The mother was suing the ambulance company, claiming they did not give her son adequate triage and he died. To lead into the following questions, she is claiming she’s had dreams where her son is talking to her about his death.
Q. Have you had any other dreams or visions about Sam’s death?
A. I can’t recall right now.
Q. Has the Lord ever spoken to you about Sam’s death?
MR. SMITH: Objection. Hearsay.
Sue Ash, RMR
Norfolk, Va.

Can I connect with you?
MS. SMITH: So I want a five-minute break. I need to go to the bathroom. This deposition has been less than an hour and a half.
MS. JONES: Are you finished?
THE WITNESS: It’s an hour and a half already?
MS. JONES: Are you finished with your question, is what I’m asking.
MS. SMITH: I want to review my notes to make sure I haven’t missed anything.
MS. JONES: I am objecting to her asking any further questions. Go ahead. Just as you said, you’re the queen of the deposition today.
THE WITNESS: Can I just like check in on Facebook and tag you guys?

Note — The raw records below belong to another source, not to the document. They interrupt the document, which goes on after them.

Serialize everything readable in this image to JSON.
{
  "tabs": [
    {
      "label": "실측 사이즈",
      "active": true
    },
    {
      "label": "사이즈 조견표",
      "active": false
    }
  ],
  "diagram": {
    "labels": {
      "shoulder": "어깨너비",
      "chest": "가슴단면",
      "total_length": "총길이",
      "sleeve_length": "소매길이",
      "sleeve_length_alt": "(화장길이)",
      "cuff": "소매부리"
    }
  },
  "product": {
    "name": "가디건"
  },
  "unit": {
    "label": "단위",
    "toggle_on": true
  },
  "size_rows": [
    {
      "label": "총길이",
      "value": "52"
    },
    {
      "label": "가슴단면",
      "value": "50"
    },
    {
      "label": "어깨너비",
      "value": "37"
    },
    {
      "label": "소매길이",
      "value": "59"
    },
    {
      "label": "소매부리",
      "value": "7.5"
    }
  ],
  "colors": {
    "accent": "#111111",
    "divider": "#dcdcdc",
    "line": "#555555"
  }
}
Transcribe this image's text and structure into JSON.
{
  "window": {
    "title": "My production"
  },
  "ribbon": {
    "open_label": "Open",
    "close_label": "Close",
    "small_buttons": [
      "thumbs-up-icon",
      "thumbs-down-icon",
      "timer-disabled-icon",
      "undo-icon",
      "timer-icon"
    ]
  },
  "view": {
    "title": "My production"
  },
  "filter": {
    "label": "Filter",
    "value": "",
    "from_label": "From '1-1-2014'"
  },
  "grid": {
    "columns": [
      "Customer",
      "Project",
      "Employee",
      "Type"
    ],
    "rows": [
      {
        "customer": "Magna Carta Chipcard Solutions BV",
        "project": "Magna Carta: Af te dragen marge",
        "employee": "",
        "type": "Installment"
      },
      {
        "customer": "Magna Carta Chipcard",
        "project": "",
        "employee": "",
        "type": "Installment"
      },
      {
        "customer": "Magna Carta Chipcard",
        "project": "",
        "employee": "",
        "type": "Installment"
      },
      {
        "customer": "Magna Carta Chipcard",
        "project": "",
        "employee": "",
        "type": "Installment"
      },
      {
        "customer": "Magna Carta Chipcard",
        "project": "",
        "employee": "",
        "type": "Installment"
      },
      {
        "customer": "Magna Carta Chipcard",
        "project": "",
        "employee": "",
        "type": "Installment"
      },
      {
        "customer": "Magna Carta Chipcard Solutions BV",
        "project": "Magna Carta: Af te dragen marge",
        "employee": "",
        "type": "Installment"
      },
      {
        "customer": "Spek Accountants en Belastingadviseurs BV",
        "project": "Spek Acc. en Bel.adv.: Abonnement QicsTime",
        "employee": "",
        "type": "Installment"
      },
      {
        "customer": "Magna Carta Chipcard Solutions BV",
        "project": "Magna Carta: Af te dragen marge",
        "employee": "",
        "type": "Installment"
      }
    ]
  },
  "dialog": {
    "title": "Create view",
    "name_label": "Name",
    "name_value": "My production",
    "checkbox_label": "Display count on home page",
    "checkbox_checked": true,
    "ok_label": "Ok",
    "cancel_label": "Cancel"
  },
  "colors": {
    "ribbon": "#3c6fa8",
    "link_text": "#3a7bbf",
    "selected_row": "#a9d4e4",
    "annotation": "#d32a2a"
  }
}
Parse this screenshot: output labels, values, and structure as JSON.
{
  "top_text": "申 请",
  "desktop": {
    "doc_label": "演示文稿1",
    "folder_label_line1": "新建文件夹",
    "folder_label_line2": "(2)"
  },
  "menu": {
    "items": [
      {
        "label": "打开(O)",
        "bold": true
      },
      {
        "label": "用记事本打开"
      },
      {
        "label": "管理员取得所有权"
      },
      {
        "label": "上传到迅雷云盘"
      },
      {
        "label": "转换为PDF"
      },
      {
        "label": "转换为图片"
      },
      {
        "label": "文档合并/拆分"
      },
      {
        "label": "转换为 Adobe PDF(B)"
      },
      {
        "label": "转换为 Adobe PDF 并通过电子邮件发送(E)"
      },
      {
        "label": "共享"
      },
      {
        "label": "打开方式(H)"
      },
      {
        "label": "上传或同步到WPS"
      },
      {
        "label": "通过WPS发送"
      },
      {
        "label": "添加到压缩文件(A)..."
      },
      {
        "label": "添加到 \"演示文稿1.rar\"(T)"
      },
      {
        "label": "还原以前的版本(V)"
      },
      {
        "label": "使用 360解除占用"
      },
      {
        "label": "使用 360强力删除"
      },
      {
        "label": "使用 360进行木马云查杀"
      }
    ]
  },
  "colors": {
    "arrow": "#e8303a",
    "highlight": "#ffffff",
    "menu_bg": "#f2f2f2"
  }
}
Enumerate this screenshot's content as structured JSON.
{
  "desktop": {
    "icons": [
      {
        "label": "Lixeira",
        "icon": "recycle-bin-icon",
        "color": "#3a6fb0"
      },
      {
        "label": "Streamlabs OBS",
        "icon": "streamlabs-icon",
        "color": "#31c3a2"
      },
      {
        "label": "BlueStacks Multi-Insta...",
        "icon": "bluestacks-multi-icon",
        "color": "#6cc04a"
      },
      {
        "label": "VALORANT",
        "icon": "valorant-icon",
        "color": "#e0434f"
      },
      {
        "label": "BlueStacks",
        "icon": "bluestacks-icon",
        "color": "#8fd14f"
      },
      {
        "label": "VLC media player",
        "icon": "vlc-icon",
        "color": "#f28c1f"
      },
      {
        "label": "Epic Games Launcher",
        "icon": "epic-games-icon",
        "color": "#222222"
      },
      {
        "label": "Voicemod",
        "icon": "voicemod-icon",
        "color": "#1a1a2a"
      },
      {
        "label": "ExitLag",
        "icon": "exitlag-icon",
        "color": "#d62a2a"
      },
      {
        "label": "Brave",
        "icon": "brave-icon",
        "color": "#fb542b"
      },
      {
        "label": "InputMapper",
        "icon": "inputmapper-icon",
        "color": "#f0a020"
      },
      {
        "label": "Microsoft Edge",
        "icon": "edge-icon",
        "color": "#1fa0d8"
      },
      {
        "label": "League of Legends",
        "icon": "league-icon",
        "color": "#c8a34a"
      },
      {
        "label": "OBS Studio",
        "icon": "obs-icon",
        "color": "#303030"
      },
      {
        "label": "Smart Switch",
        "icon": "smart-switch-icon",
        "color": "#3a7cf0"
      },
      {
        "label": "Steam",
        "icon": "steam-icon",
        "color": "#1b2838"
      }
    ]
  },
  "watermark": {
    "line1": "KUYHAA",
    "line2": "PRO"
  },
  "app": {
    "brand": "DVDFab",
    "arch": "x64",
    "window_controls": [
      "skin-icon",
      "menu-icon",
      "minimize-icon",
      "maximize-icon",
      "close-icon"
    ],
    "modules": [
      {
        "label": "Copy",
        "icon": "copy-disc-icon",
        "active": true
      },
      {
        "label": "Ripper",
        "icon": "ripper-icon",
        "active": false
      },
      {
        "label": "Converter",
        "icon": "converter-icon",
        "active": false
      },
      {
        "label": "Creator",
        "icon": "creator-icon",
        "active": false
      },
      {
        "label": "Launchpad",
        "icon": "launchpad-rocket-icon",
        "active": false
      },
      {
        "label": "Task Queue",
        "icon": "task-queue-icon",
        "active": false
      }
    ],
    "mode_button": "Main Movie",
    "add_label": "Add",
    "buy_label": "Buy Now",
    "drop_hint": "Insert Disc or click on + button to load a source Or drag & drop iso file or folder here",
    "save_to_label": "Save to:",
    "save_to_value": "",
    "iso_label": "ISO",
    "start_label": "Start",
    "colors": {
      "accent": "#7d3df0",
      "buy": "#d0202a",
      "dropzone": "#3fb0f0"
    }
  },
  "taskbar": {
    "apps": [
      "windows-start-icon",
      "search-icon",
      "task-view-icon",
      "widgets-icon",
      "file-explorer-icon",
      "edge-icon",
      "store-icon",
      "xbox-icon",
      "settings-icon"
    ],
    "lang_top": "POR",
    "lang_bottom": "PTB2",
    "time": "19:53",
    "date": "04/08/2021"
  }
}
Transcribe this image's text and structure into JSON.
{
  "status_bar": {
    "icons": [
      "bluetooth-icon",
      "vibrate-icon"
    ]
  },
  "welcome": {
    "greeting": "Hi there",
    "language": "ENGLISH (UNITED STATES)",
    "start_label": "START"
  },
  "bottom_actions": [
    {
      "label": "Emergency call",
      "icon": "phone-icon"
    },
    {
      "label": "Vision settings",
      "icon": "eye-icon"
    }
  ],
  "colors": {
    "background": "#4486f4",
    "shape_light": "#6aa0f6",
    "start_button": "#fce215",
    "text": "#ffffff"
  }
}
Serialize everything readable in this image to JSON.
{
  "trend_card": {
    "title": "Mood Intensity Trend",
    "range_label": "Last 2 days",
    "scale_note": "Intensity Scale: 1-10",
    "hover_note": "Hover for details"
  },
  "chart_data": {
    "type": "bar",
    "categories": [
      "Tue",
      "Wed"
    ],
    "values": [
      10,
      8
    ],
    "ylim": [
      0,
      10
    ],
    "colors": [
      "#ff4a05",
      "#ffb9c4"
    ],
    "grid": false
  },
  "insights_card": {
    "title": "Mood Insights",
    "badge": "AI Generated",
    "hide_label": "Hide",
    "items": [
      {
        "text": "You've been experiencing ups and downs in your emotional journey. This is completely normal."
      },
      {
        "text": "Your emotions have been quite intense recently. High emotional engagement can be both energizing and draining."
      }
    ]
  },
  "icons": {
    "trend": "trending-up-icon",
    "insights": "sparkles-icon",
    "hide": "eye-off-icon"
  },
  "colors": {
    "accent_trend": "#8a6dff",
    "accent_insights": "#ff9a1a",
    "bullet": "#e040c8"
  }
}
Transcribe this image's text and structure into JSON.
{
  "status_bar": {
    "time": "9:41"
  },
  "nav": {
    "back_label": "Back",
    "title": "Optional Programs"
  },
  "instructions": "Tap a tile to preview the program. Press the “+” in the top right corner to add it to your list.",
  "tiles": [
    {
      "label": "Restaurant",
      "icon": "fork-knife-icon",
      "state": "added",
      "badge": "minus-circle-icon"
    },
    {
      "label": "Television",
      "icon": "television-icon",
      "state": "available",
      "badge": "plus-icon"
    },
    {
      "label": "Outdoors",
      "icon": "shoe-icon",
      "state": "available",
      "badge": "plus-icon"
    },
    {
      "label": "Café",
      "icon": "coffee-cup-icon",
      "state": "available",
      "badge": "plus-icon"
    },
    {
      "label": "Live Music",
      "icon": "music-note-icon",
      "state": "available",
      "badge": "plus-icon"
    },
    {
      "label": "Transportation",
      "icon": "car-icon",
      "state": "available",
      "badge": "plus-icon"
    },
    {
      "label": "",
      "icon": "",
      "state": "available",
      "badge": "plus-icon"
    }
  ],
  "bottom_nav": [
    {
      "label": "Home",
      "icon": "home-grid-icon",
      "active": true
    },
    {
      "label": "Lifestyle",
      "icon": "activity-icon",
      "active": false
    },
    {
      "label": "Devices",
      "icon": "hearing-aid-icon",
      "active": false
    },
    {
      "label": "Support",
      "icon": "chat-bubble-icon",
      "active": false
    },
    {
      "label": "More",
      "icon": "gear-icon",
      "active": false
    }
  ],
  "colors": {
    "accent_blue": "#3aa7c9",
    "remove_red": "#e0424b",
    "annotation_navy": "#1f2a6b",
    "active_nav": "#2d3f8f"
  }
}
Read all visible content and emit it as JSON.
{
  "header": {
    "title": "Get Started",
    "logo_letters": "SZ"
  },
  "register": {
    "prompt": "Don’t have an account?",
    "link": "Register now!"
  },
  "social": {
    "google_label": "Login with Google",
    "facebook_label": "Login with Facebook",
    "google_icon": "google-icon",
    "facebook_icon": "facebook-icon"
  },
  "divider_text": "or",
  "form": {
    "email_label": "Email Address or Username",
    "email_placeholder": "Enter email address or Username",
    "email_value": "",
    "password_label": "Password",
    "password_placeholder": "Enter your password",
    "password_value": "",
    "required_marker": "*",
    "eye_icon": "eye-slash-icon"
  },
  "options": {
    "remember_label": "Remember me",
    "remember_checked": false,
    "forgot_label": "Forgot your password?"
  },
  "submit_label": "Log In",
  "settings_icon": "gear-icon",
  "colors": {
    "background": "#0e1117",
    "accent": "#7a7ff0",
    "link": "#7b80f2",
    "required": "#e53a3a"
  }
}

Make it official?
Jessica F. Story, RPR
Lynn, Mass.

What lawyers do for fun
(The witness’s name is Phillips. PNM’s counsel is Mr. Phillips, with two ls.)
HEARING EXAMINER STEVENS: PNM, you have cross-examination? And Mr. Phillips, you reserved 60 minutes.
MR. PHILLIPS: I will not take 60 minutes. That is for sure. But I didn’t want to give up the opportunity to address a Mr. Phillips and see how the court reporter does with the colloquy. It’s a test.
Mary Seal, RDR, CRR
Albuquerque, N.M.